[We must] actively seek out new horizons, new mechanisms, new channels and new methods in the area of outside dialogue and cooperation, particularly, as by the demands of central party leaders, successfully organizing the first meeting of the World Media Summit, building a platform for dialogue among first-rate international media (国际一流媒体), further raising the capacity of Xinhua News Agency to make its voice heard in the international news and information sector.
So . . . To sum up, the World Media Summit, this ostensible back-slapping affair offering an opportunity for media leaders to talk media strategy, is fundamentally about China projecting its influence over global media agendas. Any global media bosses at the summit who do not realize this — though I suspect plenty of them do — are woefully deceived. I want all of you participants at the World Media Summit right now to pick up your complimentary Xinhua News Agency fountain pens and write this on the back of your hand: “I am not here because China really wants to talk about the future of global media. I am here because China wants to channel the future of global media.”
I realize I’m laying the sarcasm on thick. But I’ve written with some seriousness about the World Media Summit since its first “presidium” in 2009, and one of the things I find most incredible is that there are virtually no news reports of the event anywhere outside China. This is an international summit about media, hosted by a country that has an abysmal record this year alone on media and information (including the crippling of Sina Weibo, its most vital media platform), and no one wants to talk about it.
Is this not news? Well, let me help out by providing a list of three interesting possible stories emerging from this year’s summit:
1. According to reports from Chinese state media, next year’s World Media Summit will be hosted by the New York Times. Why? What does this mean? How is it linked, if at all, to the business interests of the New York Times in China? What does the New York Times have to say for itself?
2. On the World Media Summit agenda this year is the feasibility of creating new global prizes for journalism. How would the media groups involved in these future prizes through their summit participation balance their professional goals and values against attempts by China’s leadership to use the prizes to push its own values? If the prizes had been awarded this year, would David Barboza have been considered for his Pulitzer Prize-winning report on the family of former Premier Wen Jiabao?
3. As media bosses wine and dine with Xinhua News Agency chief Li Congjun, they might like to know that Li wrote last month in the official People’s Daily that “[the Party must be] confident and courageous in its positive propaganda, [carrying out] the public opinion struggle with a clear banner.” His article was one of the most hardline pieces on the CCP’s press control priorities to appear in China in recent years. He spoke in extreme terms of the attempts by Western media and “hostile forces” to Westernize China. “This again sends a warning to us,” he said, “that strengthening [China’s] international discourse power is of urgent importance.”
Participants should know that this — the strengthening of China’s discourse power — is the real reason they have been invited to the World Media Summit.

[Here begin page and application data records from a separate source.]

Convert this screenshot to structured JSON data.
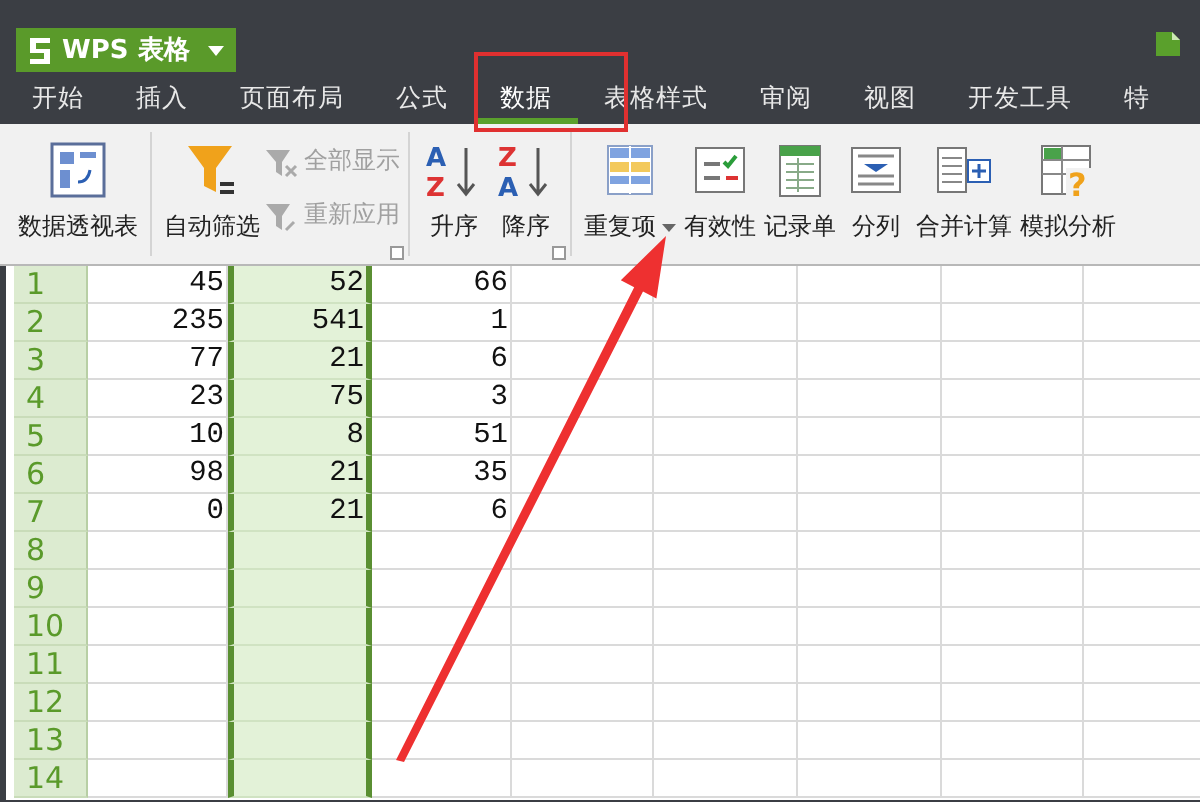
{
  "app": {
    "title": "WPS 表格"
  },
  "tabs": [
    {
      "label": "开始",
      "selected": false
    },
    {
      "label": "插入",
      "selected": false
    },
    {
      "label": "页面布局",
      "selected": false
    },
    {
      "label": "公式",
      "selected": false
    },
    {
      "label": "数据",
      "selected": true
    },
    {
      "label": "表格样式",
      "selected": false
    },
    {
      "label": "审阅",
      "selected": false
    },
    {
      "label": "视图",
      "selected": false
    },
    {
      "label": "开发工具",
      "selected": false
    },
    {
      "label": "特",
      "selected": false
    }
  ],
  "ribbon": [
    {
      "items": [
        {
          "kind": "large",
          "label": "数据透视表",
          "disabled": false,
          "dropdown": false
        }
      ],
      "launcher": false
    },
    {
      "items": [
        {
          "kind": "large",
          "label": "自动筛选",
          "disabled": false,
          "dropdown": false
        },
        {
          "kind": "small",
          "label": "全部显示",
          "disabled": true,
          "dropdown": false
        },
        {
          "kind": "small",
          "label": "重新应用",
          "disabled": true,
          "dropdown": false
        }
      ],
      "launcher": true
    },
    {
      "items": [
        {
          "kind": "large",
          "icon_text": [
            "A",
            "Z"
          ],
          "label": "升序",
          "disabled": false,
          "dropdown": false
        },
        {
          "kind": "large",
          "icon_text": [
            "Z",
            "A"
          ],
          "label": "降序",
          "disabled": false,
          "dropdown": false
        }
      ],
      "launcher": true
    },
    {
      "items": [
        {
          "kind": "large",
          "label": "重复项",
          "disabled": false,
          "dropdown": true
        },
        {
          "kind": "large",
          "label": "有效性",
          "disabled": false,
          "dropdown": false
        },
        {
          "kind": "large",
          "label": "记录单",
          "disabled": false,
          "dropdown": false
        },
        {
          "kind": "large",
          "label": "分列",
          "disabled": false,
          "dropdown": false
        },
        {
          "kind": "large",
          "label": "合并计算",
          "disabled": false,
          "dropdown": false
        },
        {
          "kind": "large",
          "icon_text": [
            "?"
          ],
          "label": "模拟分析",
          "disabled": false,
          "dropdown": false
        }
      ],
      "launcher": false
    }
  ],
  "sheet": {
    "columns": [
      {
        "selected": false
      },
      {
        "selected": true
      },
      {
        "selected": false
      },
      {
        "selected": false
      },
      {
        "selected": false
      },
      {
        "selected": false
      },
      {
        "selected": false
      },
      {
        "selected": false
      }
    ],
    "rows": [
      {
        "number": "1",
        "cells": [
          "45",
          "52",
          "66"
        ]
      },
      {
        "number": "2",
        "cells": [
          "235",
          "541",
          "1"
        ]
      },
      {
        "number": "3",
        "cells": [
          "77",
          "21",
          "6"
        ]
      },
      {
        "number": "4",
        "cells": [
          "23",
          "75",
          "3"
        ]
      },
      {
        "number": "5",
        "cells": [
          "10",
          "8",
          "51"
        ]
      },
      {
        "number": "6",
        "cells": [
          "98",
          "21",
          "35"
        ]
      },
      {
        "number": "7",
        "cells": [
          "0",
          "21",
          "6"
        ]
      },
      {
        "number": "8",
        "cells": []
      },
      {
        "number": "9",
        "cells": []
      },
      {
        "number": "10",
        "cells": []
      },
      {
        "number": "11",
        "cells": []
      },
      {
        "number": "12",
        "cells": []
      },
      {
        "number": "13",
        "cells": []
      },
      {
        "number": "14",
        "cells": []
      }
    ]
  },
  "annotations": [
    {
      "kind": "box"
    },
    {
      "kind": "arrow"
    }
  ]
}
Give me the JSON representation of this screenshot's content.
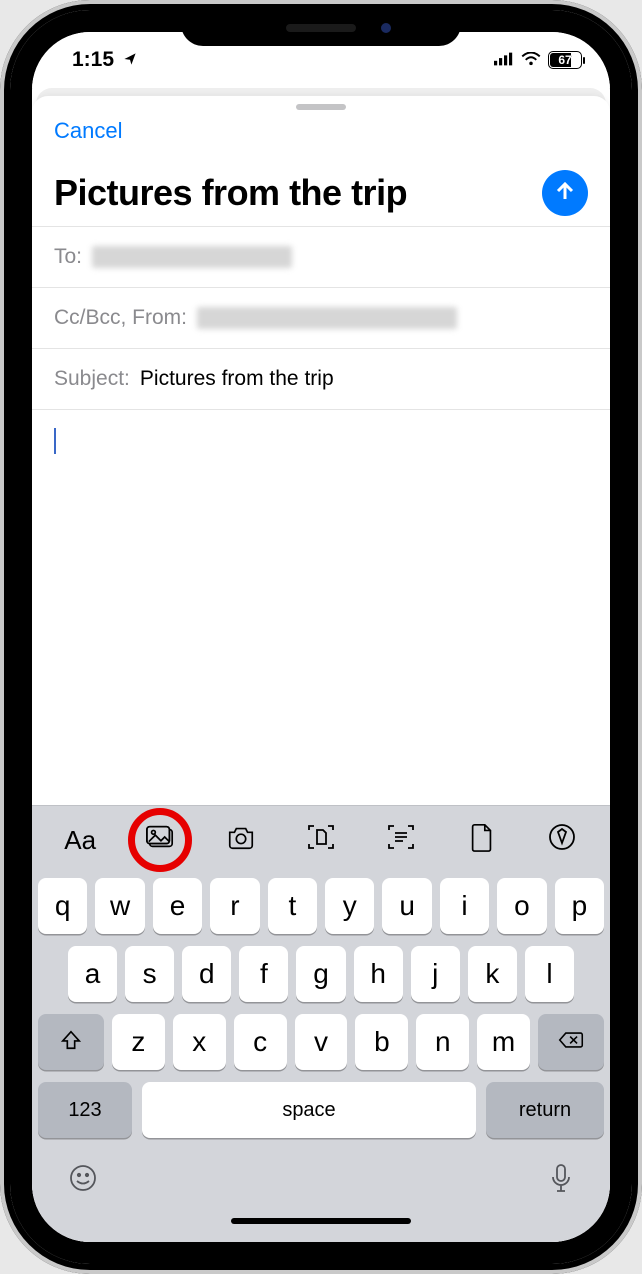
{
  "status": {
    "time": "1:15",
    "battery_pct": "67"
  },
  "nav": {
    "cancel": "Cancel"
  },
  "compose": {
    "title": "Pictures from the trip",
    "to_label": "To:",
    "cc_label": "Cc/Bcc, From:",
    "subject_label": "Subject:",
    "subject_value": "Pictures from the trip"
  },
  "accessory": {
    "format": "Aa"
  },
  "keyboard": {
    "row1": [
      "q",
      "w",
      "e",
      "r",
      "t",
      "y",
      "u",
      "i",
      "o",
      "p"
    ],
    "row2": [
      "a",
      "s",
      "d",
      "f",
      "g",
      "h",
      "j",
      "k",
      "l"
    ],
    "row3": [
      "z",
      "x",
      "c",
      "v",
      "b",
      "n",
      "m"
    ],
    "numbers": "123",
    "space": "space",
    "return": "return"
  }
}
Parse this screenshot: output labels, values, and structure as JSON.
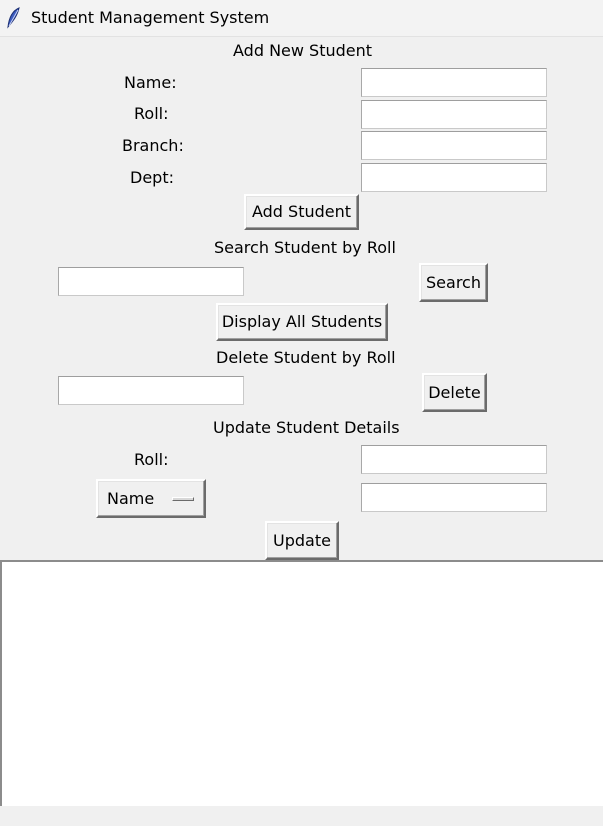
{
  "window": {
    "title": "Student Management System",
    "icon": "feather-icon"
  },
  "add_section": {
    "heading": "Add New Student",
    "name_label": "Name:",
    "roll_label": "Roll:",
    "branch_label": "Branch:",
    "dept_label": "Dept:",
    "name_value": "",
    "roll_value": "",
    "branch_value": "",
    "dept_value": "",
    "add_button": "Add Student"
  },
  "search_section": {
    "heading": "Search Student by Roll",
    "roll_value": "",
    "search_button": "Search"
  },
  "display_button": "Display All Students",
  "delete_section": {
    "heading": "Delete Student by Roll",
    "roll_value": "",
    "delete_button": "Delete"
  },
  "update_section": {
    "heading": "Update Student Details",
    "roll_label": "Roll:",
    "roll_value": "",
    "field_selected": "Name",
    "new_value": "",
    "update_button": "Update"
  },
  "output": {
    "text": ""
  }
}
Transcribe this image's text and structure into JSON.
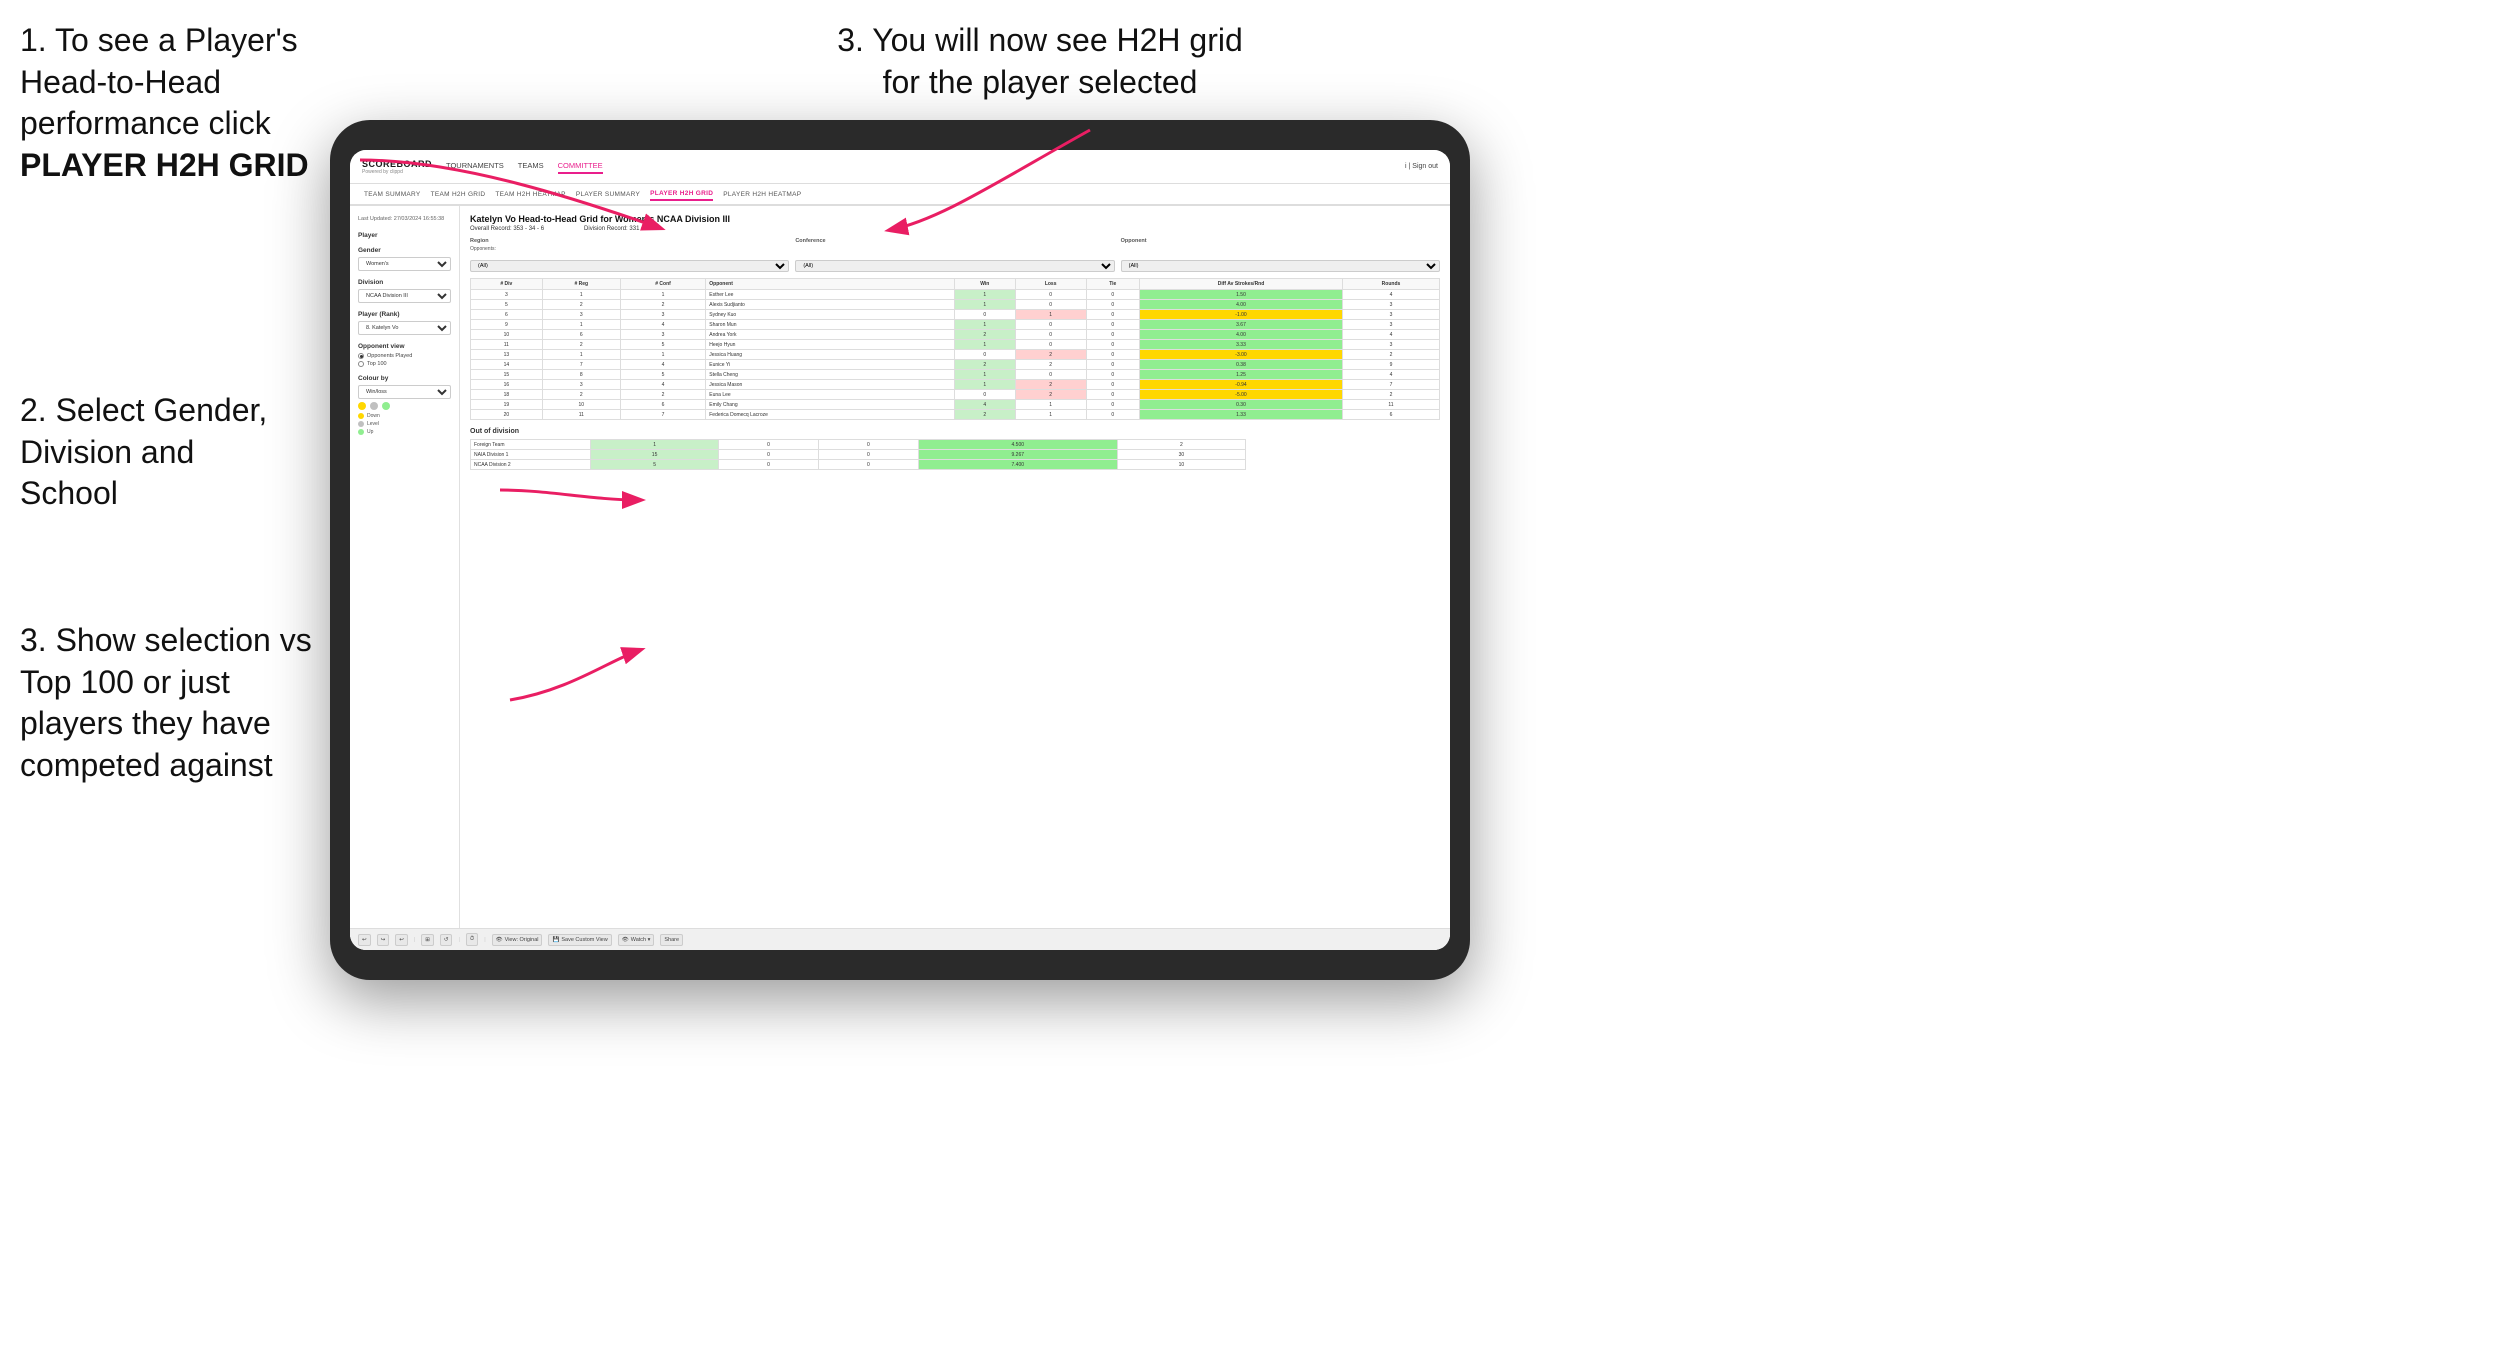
{
  "instructions": {
    "step1_title": "1. To see a Player's Head-to-Head performance click",
    "step1_bold": "PLAYER H2H GRID",
    "step2": "2. Select Gender, Division and School",
    "step3_top": "3. You will now see H2H grid for the player selected",
    "step3_bottom": "3. Show selection vs Top 100 or just players they have competed against"
  },
  "nav": {
    "logo": "SCOREBOARD",
    "logo_sub": "Powered by clippd",
    "links": [
      "TOURNAMENTS",
      "TEAMS",
      "COMMITTEE"
    ],
    "right": "i | Sign out",
    "active": "COMMITTEE"
  },
  "sub_nav": {
    "links": [
      "TEAM SUMMARY",
      "TEAM H2H GRID",
      "TEAM H2H HEATMAP",
      "PLAYER SUMMARY",
      "PLAYER H2H GRID",
      "PLAYER H2H HEATMAP"
    ],
    "active": "PLAYER H2H GRID"
  },
  "sidebar": {
    "timestamp": "Last Updated: 27/03/2024 16:55:38",
    "player_label": "Player",
    "gender_label": "Gender",
    "gender_value": "Women's",
    "division_label": "Division",
    "division_value": "NCAA Division III",
    "player_rank_label": "Player (Rank)",
    "player_rank_value": "8. Katelyn Vo",
    "opponent_view_label": "Opponent view",
    "radio_opponents": "Opponents Played",
    "radio_top100": "Top 100",
    "colour_label": "Colour by",
    "colour_value": "Win/loss",
    "colour_dots": [
      "#FFD700",
      "#C0C0C0",
      "#90EE90"
    ],
    "colour_legend": [
      "Down",
      "Level",
      "Up"
    ]
  },
  "main": {
    "title": "Katelyn Vo Head-to-Head Grid for Women's NCAA Division III",
    "overall_record": "Overall Record: 353 - 34 - 6",
    "division_record": "Division Record: 331 - 34 - 6",
    "region_label": "Region",
    "conference_label": "Conference",
    "opponent_label": "Opponent",
    "opponents_label": "Opponents:",
    "filter_all": "(All)",
    "columns": [
      "# Div",
      "# Reg",
      "# Conf",
      "Opponent",
      "Win",
      "Loss",
      "Tie",
      "Diff Av Strokes/Rnd",
      "Rounds"
    ],
    "rows": [
      {
        "div": "3",
        "reg": "1",
        "conf": "1",
        "opponent": "Esther Lee",
        "win": 1,
        "loss": 0,
        "tie": 0,
        "diff": "1.50",
        "rounds": 4,
        "win_color": "green"
      },
      {
        "div": "5",
        "reg": "2",
        "conf": "2",
        "opponent": "Alexis Sudjianto",
        "win": 1,
        "loss": 0,
        "tie": 0,
        "diff": "4.00",
        "rounds": 3,
        "win_color": "green"
      },
      {
        "div": "6",
        "reg": "3",
        "conf": "3",
        "opponent": "Sydney Kuo",
        "win": 0,
        "loss": 1,
        "tie": 0,
        "diff": "-1.00",
        "rounds": 3,
        "loss_color": "red"
      },
      {
        "div": "9",
        "reg": "1",
        "conf": "4",
        "opponent": "Sharon Mun",
        "win": 1,
        "loss": 0,
        "tie": 0,
        "diff": "3.67",
        "rounds": 3,
        "win_color": "green"
      },
      {
        "div": "10",
        "reg": "6",
        "conf": "3",
        "opponent": "Andrea York",
        "win": 2,
        "loss": 0,
        "tie": 0,
        "diff": "4.00",
        "rounds": 4,
        "win_color": "green"
      },
      {
        "div": "11",
        "reg": "2",
        "conf": "5",
        "opponent": "Heejo Hyun",
        "win": 1,
        "loss": 0,
        "tie": 0,
        "diff": "3.33",
        "rounds": 3,
        "win_color": "green"
      },
      {
        "div": "13",
        "reg": "1",
        "conf": "1",
        "opponent": "Jessica Huang",
        "win": 0,
        "loss": 2,
        "tie": 0,
        "diff": "-3.00",
        "rounds": 2,
        "loss_color": "red"
      },
      {
        "div": "14",
        "reg": "7",
        "conf": "4",
        "opponent": "Eunice Yi",
        "win": 2,
        "loss": 2,
        "tie": 0,
        "diff": "0.38",
        "rounds": 9,
        "tie_color": "yellow"
      },
      {
        "div": "15",
        "reg": "8",
        "conf": "5",
        "opponent": "Stella Cheng",
        "win": 1,
        "loss": 0,
        "tie": 0,
        "diff": "1.25",
        "rounds": 4,
        "win_color": "green"
      },
      {
        "div": "16",
        "reg": "3",
        "conf": "4",
        "opponent": "Jessica Mason",
        "win": 1,
        "loss": 2,
        "tie": 0,
        "diff": "-0.94",
        "rounds": 7,
        "loss_color": "red"
      },
      {
        "div": "18",
        "reg": "2",
        "conf": "2",
        "opponent": "Euna Lee",
        "win": 0,
        "loss": 2,
        "tie": 0,
        "diff": "-5.00",
        "rounds": 2,
        "loss_color": "red"
      },
      {
        "div": "19",
        "reg": "10",
        "conf": "6",
        "opponent": "Emily Chang",
        "win": 4,
        "loss": 1,
        "tie": 0,
        "diff": "0.30",
        "rounds": 11,
        "win_color": "green"
      },
      {
        "div": "20",
        "reg": "11",
        "conf": "7",
        "opponent": "Federica Domecq Lacroze",
        "win": 2,
        "loss": 1,
        "tie": 0,
        "diff": "1.33",
        "rounds": 6,
        "win_color": "green"
      }
    ],
    "out_of_division_title": "Out of division",
    "out_of_division_rows": [
      {
        "name": "Foreign Team",
        "win": 1,
        "loss": 0,
        "tie": 0,
        "diff": "4.500",
        "rounds": 2
      },
      {
        "name": "NAIA Division 1",
        "win": 15,
        "loss": 0,
        "tie": 0,
        "diff": "9.267",
        "rounds": 30
      },
      {
        "name": "NCAA Division 2",
        "win": 5,
        "loss": 0,
        "tie": 0,
        "diff": "7.400",
        "rounds": 10
      }
    ]
  },
  "toolbar": {
    "undo": "↩",
    "redo": "↪",
    "view_original": "View: Original",
    "save_custom": "Save Custom View",
    "watch": "Watch ▾",
    "share": "Share"
  }
}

Li’s words are more than just rhetoric. They are another sign among many in recent weeks of a very real crackdown on speech and civil rights in China. You can read up here on the arrest of Liu Hu, a journalist with Guangzhou’s New Express. Or maybe brush up on the recent arrest of a middle school student accused of spreading rumors on social media.
But don’t let the news spoil your dinner.
And for those who are interested, here are your global media representatives: